- Saying I love you, I miss you and you are beautiful to acquaintances and co-workers is disapproved of in Canada…as with holding hands, arms over shoulders and around waists, and other random touching
- Remember that dancing involves more parts of the body than just shoulders
Get ready for the fast internet. Whoa, Facebook! Whoa, Gmail just LOADS LIKE INSTANTLY?!
- “I want to enjoy you” (enjoy is the same word as talk in Amharic) and “I want to appreciate you” mean different things in Canada
- Don’t clap or snap your fingers for waiters. Leave more than 25 cents for a tip.
- Urinals mean it’s a men’s washroom…not that you just have to walk past them to get to the toilets.
- Toilet paper can and should be flushed down to the toilet.
We are no longer rockstars where everyone wants to say hello and shake our hands on the street. If they are saying hello in Canada, they are probably just talking on their cell phone
- We are protected by traffic laws in Canada! Yay!
- Stop eating with our hands (while maintaining all of the wonderful handwashing that Ethiopians do before and after a meal!). Feeding bits of food into our friends’ mouths does not convey the meaning that you respect them and that you platonically enjoy their company in Canada.

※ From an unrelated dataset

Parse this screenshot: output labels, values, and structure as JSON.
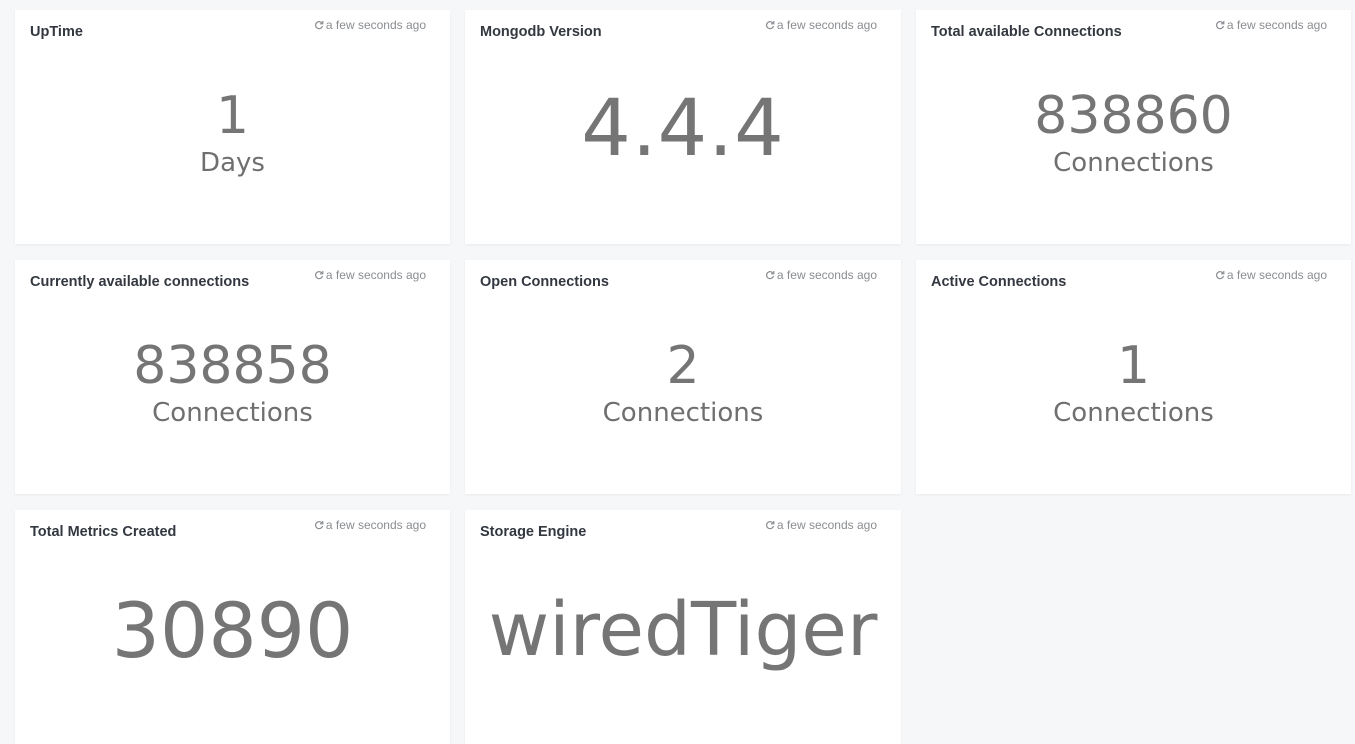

- We cannot solve all our problems with meat and beer (…well maybe that’s cross-cultural…)